The companies have been in talks for nearly 2 months but so far have not reached a deal, according to Reuters.
The news outlet reported that Actelion wants J&J to become a major shareholder in a new entity, which would combine the Swiss group with some of J&J’s activities. But J&J is interested in a straightforward takeover.
Following news of the higher offer, Actelion shares closed up +10% at 209 Swiss francs.
Actelion co-founder and CEO Jean-Paul Clozel has repeatedly insisted that the company should remain independent, rallying shareholders in 2011 against an investor’s campaign to put the firm up for sale. Since then, Actelion’s shares have more than tripled.
Actelion shares soared last week after news of the initial offer, up +19% to a peak of 187.70 Swiss francs, which put the company at a value of $20 billion.

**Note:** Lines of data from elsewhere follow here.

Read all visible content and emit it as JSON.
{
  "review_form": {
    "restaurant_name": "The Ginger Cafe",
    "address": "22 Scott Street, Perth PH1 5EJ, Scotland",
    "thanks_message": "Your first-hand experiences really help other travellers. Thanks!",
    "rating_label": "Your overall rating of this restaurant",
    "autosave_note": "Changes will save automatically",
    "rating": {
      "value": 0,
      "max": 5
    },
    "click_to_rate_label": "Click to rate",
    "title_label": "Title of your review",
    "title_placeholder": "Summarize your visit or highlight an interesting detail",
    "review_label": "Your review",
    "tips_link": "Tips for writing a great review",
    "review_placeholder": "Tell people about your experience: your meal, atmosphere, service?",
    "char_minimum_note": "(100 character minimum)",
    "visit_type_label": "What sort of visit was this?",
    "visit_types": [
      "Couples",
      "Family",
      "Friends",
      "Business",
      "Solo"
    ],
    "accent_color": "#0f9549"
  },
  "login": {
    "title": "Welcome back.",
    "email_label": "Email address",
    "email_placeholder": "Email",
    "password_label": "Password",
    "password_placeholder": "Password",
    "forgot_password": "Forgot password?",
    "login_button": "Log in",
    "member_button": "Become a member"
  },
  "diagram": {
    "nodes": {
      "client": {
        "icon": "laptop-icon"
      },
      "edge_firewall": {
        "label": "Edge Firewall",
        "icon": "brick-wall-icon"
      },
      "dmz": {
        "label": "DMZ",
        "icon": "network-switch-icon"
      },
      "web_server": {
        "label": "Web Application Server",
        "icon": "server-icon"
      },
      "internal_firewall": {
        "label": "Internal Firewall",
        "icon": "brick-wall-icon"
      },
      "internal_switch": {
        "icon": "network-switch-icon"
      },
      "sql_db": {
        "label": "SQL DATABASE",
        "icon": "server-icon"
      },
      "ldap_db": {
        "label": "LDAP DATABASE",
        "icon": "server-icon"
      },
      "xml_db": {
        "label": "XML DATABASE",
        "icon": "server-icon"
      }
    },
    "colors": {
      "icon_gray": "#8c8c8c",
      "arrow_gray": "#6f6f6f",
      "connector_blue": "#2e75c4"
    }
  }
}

Allschwil, Switzerland-based Actelion’s drugs, Opsumit and Uptravi, treat high pressure in blood vessels to the lungs and analysts forecast the 2 could generate more than $4.6 billion in 2020 sales, up from an estimated $1.4 billion this year. The company’s expanding pipeline focuses on treatments for rare diseases, making it an attractive takeover target for buyers on the lookout for drugs with less pricing pressure.
When talks began in October, the 2 companies originally discussed focusing on a share deal or an asset swap, Reuters reported. Director of the London-based consultancy Novasecta John Rountree told the news outlet that a structured transaction could allow Actelion to benefit from J&J’s scale without sacrificing its independence.

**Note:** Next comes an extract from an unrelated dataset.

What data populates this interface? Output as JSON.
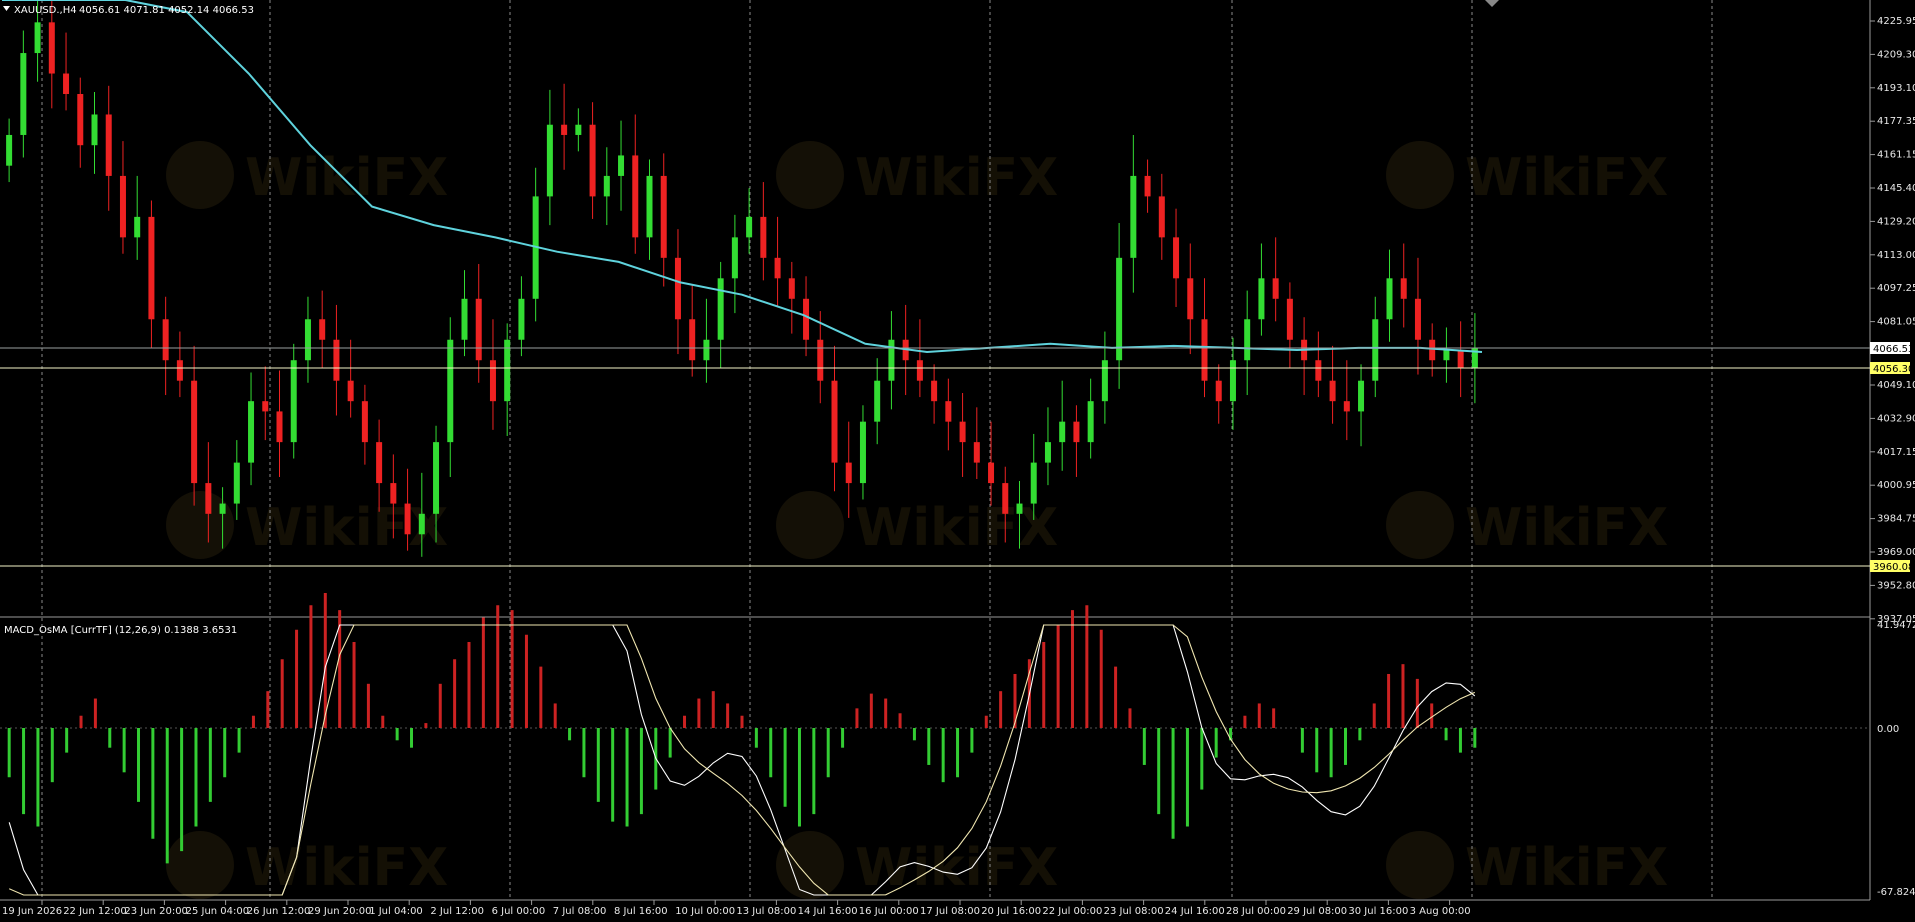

J&J could also take a lesson from Roche (PINK:RHHBY), which bought 60% of Genentech in 1990 before acquiring the rest of it in 2009.
Shares in both companies have come down since the initial offer. JNJ shares were trading at $111.72 apiece in afternoon trading, down -0.7%, while ATLN shares were trading at 200 Swiss francs, down -3.9%.